--- Material to process ---

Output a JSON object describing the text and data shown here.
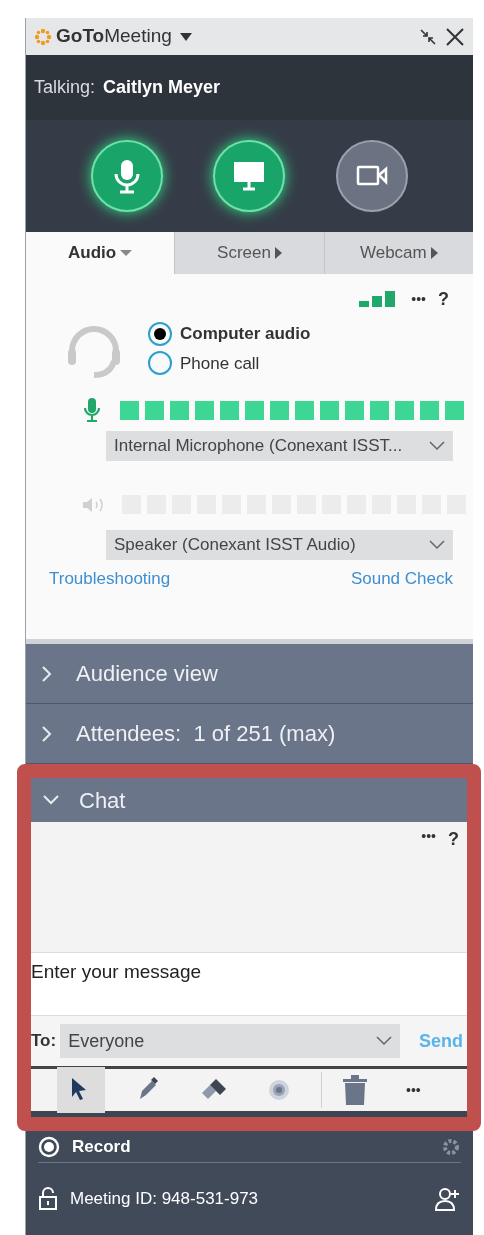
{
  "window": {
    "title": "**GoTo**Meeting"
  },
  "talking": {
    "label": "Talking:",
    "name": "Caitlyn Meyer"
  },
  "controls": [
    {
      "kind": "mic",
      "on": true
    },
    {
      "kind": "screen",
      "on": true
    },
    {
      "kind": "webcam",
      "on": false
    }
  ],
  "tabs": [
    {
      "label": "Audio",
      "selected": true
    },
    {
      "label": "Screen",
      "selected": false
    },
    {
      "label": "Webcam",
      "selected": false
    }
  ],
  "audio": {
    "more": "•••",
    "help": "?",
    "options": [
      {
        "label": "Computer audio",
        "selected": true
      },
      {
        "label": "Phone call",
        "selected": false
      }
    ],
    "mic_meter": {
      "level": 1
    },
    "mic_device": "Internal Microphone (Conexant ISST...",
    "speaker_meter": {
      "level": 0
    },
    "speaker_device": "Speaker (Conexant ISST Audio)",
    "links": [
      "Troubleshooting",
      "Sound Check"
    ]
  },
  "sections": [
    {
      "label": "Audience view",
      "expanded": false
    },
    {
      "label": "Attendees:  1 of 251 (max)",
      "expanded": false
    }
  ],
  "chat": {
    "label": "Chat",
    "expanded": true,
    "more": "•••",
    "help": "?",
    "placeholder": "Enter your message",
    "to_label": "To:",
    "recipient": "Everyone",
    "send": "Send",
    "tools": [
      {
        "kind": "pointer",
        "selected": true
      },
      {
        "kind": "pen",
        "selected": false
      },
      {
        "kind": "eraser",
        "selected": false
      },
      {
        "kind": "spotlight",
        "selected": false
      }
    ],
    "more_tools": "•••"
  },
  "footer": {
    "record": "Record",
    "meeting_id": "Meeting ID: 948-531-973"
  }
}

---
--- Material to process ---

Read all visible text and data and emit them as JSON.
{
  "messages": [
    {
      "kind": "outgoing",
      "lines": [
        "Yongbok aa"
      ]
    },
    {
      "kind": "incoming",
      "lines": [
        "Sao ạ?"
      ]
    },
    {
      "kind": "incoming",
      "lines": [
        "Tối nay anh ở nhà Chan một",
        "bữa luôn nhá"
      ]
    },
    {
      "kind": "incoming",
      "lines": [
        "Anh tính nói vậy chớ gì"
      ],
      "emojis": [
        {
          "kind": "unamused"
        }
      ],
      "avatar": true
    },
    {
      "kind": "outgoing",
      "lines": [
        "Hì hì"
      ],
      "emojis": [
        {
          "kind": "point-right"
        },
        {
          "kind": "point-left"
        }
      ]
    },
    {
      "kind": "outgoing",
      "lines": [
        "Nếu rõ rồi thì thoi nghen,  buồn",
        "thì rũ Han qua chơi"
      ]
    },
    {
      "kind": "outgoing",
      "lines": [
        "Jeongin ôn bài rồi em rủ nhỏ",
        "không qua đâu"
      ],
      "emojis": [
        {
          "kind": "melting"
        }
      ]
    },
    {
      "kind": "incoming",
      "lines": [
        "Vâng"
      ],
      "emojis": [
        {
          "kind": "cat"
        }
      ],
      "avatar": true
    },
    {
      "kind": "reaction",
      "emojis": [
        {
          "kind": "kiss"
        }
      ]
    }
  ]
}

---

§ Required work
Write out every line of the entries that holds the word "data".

§ Answer below
Output a JSON object describing the text and data shown here.
Read all visible text and data and emit them as JSON.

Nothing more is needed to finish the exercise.